A repellent on the right causes a Dictyostelium cell (b) to move to the left by raising PIP3 levels on the opposite side.

A cell polarity switch controls whether cells rush toward an attractive chemical or shift into reverse when they encounter something repulsive, according to Keizer-Gunnink et al. on page 579. They show that the status of phospholipase C (PLC) sets up the polarity axis for directional movement.

As professional crawlers, Dictyostelium cells had previously revealed that chemoattractants cause a PIP3 build-up on that side of the cell, which in turn induces the actomyosin motility machinery. Now, the authors show that the same crawlers hold the keys to chemorepulsion.

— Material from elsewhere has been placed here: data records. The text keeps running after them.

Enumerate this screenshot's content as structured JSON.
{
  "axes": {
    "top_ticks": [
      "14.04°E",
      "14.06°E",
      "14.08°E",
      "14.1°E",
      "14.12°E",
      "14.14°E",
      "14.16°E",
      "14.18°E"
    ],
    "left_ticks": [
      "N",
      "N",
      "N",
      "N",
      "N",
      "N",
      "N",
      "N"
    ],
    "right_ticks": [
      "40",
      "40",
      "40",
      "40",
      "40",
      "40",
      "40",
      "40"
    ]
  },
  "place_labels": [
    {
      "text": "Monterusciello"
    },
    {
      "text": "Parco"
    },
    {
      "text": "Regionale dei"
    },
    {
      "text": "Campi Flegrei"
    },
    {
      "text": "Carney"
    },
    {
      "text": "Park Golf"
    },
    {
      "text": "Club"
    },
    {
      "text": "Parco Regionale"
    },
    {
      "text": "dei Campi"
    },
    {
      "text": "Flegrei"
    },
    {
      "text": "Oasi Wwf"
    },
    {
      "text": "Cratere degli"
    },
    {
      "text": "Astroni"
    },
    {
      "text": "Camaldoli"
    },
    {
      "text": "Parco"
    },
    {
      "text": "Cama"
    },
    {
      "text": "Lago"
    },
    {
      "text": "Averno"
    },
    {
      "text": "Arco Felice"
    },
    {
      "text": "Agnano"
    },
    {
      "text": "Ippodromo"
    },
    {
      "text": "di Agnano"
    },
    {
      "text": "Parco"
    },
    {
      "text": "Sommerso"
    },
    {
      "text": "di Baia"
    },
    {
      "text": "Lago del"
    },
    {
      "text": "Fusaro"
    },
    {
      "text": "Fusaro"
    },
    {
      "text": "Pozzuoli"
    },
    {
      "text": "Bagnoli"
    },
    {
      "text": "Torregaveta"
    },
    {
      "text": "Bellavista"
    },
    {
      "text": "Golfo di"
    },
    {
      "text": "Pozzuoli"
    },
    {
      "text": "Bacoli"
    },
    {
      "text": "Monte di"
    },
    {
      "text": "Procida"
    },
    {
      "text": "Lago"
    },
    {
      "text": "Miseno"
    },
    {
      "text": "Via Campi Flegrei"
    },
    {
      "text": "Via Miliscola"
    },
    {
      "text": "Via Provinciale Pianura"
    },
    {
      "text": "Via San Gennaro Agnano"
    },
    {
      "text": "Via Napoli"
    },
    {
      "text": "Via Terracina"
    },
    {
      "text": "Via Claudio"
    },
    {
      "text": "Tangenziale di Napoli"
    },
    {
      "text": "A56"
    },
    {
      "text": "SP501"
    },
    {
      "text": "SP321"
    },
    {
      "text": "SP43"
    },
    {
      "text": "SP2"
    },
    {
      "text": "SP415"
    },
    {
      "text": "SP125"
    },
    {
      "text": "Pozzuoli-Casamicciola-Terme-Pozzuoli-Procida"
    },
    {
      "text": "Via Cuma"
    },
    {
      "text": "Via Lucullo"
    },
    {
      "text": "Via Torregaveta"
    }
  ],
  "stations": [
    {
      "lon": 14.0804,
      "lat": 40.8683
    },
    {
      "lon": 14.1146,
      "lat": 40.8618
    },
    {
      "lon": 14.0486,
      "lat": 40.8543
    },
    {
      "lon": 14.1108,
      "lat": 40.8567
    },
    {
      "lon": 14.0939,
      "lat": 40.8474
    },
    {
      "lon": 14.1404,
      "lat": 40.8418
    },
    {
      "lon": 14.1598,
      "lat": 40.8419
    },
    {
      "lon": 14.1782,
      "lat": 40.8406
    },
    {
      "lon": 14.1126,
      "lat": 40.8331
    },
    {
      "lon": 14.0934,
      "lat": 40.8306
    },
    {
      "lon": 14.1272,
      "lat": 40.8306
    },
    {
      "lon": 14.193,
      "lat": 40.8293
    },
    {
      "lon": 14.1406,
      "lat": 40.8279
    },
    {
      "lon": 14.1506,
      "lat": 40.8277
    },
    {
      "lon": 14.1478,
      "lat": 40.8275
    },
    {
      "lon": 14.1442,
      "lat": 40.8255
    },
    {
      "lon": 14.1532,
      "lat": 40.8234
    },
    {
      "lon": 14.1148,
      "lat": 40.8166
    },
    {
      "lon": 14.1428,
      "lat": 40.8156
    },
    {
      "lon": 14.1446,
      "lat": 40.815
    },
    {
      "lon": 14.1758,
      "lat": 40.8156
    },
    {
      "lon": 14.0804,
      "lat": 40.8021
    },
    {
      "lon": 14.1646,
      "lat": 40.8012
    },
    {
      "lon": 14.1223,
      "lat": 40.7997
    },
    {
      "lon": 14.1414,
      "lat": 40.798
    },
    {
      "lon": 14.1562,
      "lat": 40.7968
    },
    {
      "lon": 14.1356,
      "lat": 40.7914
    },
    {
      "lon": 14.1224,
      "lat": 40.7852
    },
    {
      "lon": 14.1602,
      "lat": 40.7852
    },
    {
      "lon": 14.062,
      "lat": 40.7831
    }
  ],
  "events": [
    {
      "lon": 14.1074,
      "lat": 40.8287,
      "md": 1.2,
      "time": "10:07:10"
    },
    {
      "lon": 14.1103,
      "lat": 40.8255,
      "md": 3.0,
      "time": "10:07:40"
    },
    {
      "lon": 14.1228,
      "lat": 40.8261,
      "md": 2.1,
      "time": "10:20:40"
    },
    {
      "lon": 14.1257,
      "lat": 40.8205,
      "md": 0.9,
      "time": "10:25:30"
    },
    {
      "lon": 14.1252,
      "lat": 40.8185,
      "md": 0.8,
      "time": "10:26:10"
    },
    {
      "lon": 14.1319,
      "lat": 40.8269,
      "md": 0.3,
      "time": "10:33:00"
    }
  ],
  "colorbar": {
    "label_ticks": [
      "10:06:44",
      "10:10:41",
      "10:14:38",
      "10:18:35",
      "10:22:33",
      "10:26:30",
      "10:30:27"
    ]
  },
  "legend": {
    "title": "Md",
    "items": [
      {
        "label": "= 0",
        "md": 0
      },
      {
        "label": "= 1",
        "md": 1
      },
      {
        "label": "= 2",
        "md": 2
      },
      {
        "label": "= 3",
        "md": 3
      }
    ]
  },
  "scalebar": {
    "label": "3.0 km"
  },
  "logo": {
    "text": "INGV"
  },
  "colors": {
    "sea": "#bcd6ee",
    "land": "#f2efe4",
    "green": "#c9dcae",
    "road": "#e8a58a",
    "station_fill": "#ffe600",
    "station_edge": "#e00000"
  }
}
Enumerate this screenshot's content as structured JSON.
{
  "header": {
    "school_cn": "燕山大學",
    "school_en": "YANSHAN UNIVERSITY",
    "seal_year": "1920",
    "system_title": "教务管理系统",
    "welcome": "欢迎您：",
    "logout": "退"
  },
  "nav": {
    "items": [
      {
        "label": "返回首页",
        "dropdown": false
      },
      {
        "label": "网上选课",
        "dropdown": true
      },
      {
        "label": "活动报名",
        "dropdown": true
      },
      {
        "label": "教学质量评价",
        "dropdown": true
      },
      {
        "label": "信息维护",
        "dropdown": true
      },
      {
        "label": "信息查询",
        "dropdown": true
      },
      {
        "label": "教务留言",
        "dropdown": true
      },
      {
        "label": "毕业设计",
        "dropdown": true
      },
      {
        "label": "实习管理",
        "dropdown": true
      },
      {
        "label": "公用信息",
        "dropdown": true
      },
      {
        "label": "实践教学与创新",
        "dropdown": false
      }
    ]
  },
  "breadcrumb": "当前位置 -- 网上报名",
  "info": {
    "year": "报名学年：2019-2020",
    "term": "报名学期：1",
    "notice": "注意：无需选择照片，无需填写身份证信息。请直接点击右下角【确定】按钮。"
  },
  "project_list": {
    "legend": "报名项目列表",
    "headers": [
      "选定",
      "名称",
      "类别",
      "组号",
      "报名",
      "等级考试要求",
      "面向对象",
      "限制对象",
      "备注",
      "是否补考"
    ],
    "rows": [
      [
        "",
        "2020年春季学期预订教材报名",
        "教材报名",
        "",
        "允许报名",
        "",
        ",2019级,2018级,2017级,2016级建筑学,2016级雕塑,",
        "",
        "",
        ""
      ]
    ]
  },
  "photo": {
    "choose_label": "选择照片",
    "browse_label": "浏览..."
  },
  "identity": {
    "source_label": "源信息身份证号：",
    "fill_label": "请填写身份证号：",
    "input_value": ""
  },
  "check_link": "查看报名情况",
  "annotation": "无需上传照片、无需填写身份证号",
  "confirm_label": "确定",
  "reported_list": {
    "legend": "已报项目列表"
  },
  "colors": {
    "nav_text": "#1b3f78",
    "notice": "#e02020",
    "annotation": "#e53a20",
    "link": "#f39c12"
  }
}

When faced with a repellent, the cells built up PIP3 on the opposite side of the cell, inducing the motility machinery to reverse direction. Attractants and repellents caused PIP3 levels to rise on opposite sides of the cell using a symmetry break established by the mutually exclusive locations of the enzymes that produce and degrade PIP3.

The producing enzyme, PI3 kinase, hangs out at sites of PIP3-induced actin filaments, whereas the degrading enzyme, PTEN, binds to its product, PIP2. The two therefore do not cross paths in the cell.

To back up, cells increased PIP2 levels at the leading edge. Repellents inactivated the PIP2 destroyer, PLC, at the near edge, thus allowing PIP2 to accumulate there. The PIP2 then recruited PTEN to the front, thereby concentrating most PIP3 in the rear of the cell for a getaway. Chemoattractants, in contrast, activated PLC. Whether repulsion works the same in nature—by mammalian cells during development or by Dictyostelium cells warding off hungry neighbors during starvation—remains unknown.